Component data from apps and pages
- - - - - - -

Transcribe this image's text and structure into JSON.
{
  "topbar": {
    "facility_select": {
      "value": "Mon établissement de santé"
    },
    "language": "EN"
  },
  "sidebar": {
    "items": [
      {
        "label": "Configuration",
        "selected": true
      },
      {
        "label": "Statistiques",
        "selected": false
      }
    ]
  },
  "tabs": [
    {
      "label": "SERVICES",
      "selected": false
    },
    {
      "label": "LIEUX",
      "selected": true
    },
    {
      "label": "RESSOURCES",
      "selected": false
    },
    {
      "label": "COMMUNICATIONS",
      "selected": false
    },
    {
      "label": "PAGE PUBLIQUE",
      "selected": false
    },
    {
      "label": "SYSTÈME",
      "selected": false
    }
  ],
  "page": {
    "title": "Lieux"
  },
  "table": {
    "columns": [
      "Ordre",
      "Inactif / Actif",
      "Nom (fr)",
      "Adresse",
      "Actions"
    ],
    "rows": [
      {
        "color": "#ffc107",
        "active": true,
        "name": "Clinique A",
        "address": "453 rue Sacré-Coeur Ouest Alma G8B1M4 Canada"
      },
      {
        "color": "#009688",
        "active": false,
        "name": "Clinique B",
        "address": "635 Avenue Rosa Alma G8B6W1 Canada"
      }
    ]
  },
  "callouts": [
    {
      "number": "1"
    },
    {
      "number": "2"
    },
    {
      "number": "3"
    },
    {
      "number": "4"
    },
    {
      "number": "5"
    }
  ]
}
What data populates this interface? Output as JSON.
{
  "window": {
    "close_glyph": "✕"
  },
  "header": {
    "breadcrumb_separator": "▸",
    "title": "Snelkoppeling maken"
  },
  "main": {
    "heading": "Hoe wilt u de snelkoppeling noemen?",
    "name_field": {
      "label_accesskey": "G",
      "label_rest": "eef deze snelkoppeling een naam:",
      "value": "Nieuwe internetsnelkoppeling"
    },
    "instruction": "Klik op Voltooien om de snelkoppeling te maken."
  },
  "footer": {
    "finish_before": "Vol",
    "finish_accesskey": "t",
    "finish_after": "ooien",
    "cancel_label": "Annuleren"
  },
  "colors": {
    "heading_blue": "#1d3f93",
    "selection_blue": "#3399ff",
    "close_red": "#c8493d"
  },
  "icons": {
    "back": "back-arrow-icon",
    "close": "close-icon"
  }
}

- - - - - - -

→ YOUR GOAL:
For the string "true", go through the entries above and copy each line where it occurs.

→ THE ANSWER:
        "selected": true
      "selected": true
        "active": true,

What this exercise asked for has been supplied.